“Last fall’s election mess wasn’t the fault of Lillian McBride,” anti-tax leaders said recently in response to the Supreme Court’s rejection of their bid for a new election. “It was the fault of a system that allowed it to happen … a system in which no one seems to be held accountable.”
That’s true … but the evidence also points to McBride having played an active role in the conspiracy.
For example, here is the text of an email sent by a Richland County voter representative to an undisclosed county employee on July 3, 2012 – four months prior to the November 6 vote.
I just talked with Lillian and she gave me a revised list of the machines needed for the Nov 6 Election. She got the number down to 605 for machines. She also told me that we need to prepare 20-30 machines for 2020 Hampton and the Township Auditorium, but the Township is not approve as of yet.
And here’s a pic of that email …
(Click to enlarge)
FITS is filing a Freedom of Information Act (FOIA) request in an effort to obtain the identities of the individuals involved in this exchange, but it represents “Exhibit A” in what could wind up being the biggest election fraud case in South Carolina history.
According to former Richland County election board chairwoman Liz Crum the county had 970 machines on Election Day – 45 of which were inoperable due to various malfunctions. According to documents provided to FITS, to comply with state election law the county was supposed to have at least 864 of these machines deployed across the county – a figure McBride reduced by 259 (or thirty percent).
Not only that, it appears as though the voting machine shortages were most pronounced in precincts which historically voted against the $1.2 billion tax hike.
McBride repeatedly told members of the media that the county had “enough” machines to services the county – which is obviously a bald-faced lie.
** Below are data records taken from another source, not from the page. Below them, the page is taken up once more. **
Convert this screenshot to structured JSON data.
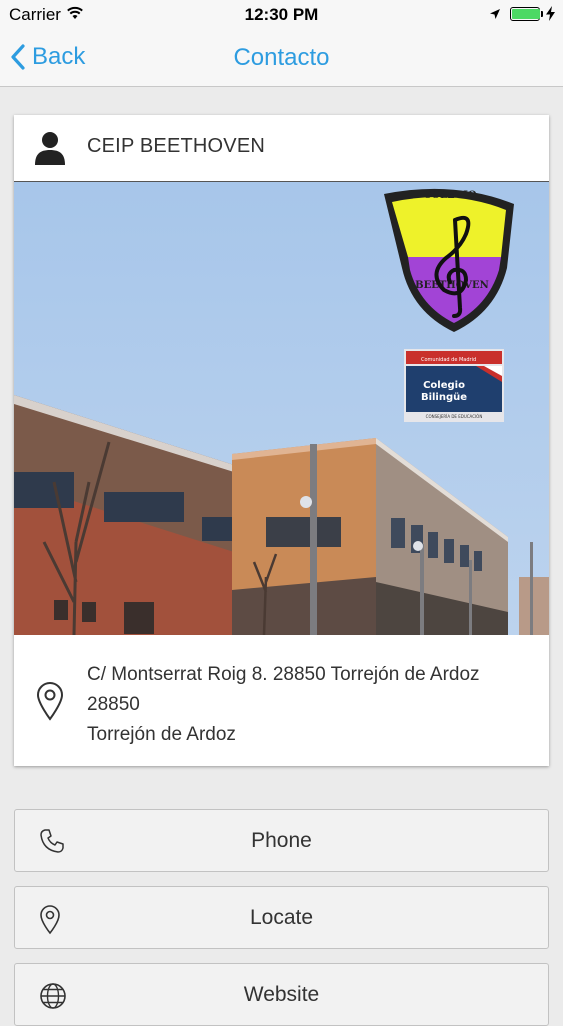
{
  "status_bar": {
    "carrier": "Carrier",
    "time": "12:30 PM",
    "battery_level": 1.0,
    "battery_color": "#4cd964"
  },
  "nav": {
    "back_label": "Back",
    "title": "Contacto",
    "accent_color": "#2d9ce0"
  },
  "card": {
    "title": "CEIP BEETHOVEN",
    "header_icon": "user-icon",
    "photo": {
      "crest_top": "COLEGIO",
      "crest_bottom": "BEETHOVEN",
      "badge_top": "Comunidad de Madrid",
      "badge_line1": "Colegio",
      "badge_line2": "Bilingüe",
      "badge_bottom": "CONSEJERÍA DE EDUCACIÓN"
    },
    "address": {
      "icon": "map-pin-icon",
      "line1": "C/ Montserrat Roig 8. 28850 Torrejón de Ardoz",
      "line2": "28850",
      "line3": "Torrejón de Ardoz"
    }
  },
  "actions": {
    "phone": {
      "label": "Phone",
      "icon": "phone-icon"
    },
    "locate": {
      "label": "Locate",
      "icon": "map-pin-icon"
    },
    "website": {
      "label": "Website",
      "icon": "globe-icon"
    }
  }
}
Now we learn this shortage was planned months ahead of time.
Rather than getting hauled off to jail in the wake of the “Robbery,” McBride has actually been rewarded with another taxpayer-funded job – one which enables her to qualify for full benefits from the state’s pension fund.
Ah, the price of silence (which we’re picking up).
So … who can we thank for all this?
S.C. Senate President John Courson (RINO-Richland), S.C. Senator Joel Lourie (D-Richland), S.C. Senator Darrell Jackson (D-Richland) and S.C. Senator John Scott (D-Richland), along with S.C. Reps. Jimmy Bales (D-Richland), Mia Butler (D-Richland), Leon Howard (D-Richland), Joe Neal (D-Richland), Todd Rutherford (D-Richland), James Smith (D-Richland) and Nathan Ballentine (R-Richland) – all of whom were present when the decision was made to hand over the reins of Richland County elections to McBride.
We can also thank former S.C. Reps. James Harrison (R-Richland) and Joan Brady (R-Richland) – who were also present at that meeting – and S.C. Gov. Nikki Haley, who signed the legislation.
During his second inaugural address, U.S. President Barack Obama specifically addressed the issue of lengthy lines at the polls.
“Our journey is not complete until no citizen is forced to wait for hours to exercise the right to vote,” Obama said.
Additionally, U.S. Rep. Jim Clyburn told reporters that Obama would be bringing “significant resources” to bear on this problem. However, instead of investigating this “robbery,” Clyburn has been aggressively defending McBride – and accusing her detractors of being racist.
So much for all those disenfranchised voters, right?
As far as we’re concerned the “Richland County Robbery” is the most egregious violation of the public trust we’ve encountered in our ten years on the South Carolina political scene – a shamelessly transparent example of the Midlands’ political and bureaucratic elite manipulating the law and the electoral process to rob their constituents of $1.2 billion.
What’s even more shameless? The failure of those few elected officials who weren’t in on the scam to blow the whistle on it … or the Obama Justice Department to investigate it.
“It’s amazing that there still hasn’t been an investigation,” says Michael Letts, leader of the group pushing for a new election. “The solicitor, who just last year was paying big bucks to the same firm that was managing the tax increase campaign, has refused to even respond to our requests for an investigation.”
Amazing, yes … but par for the course in notoriously corrupt South Carolina.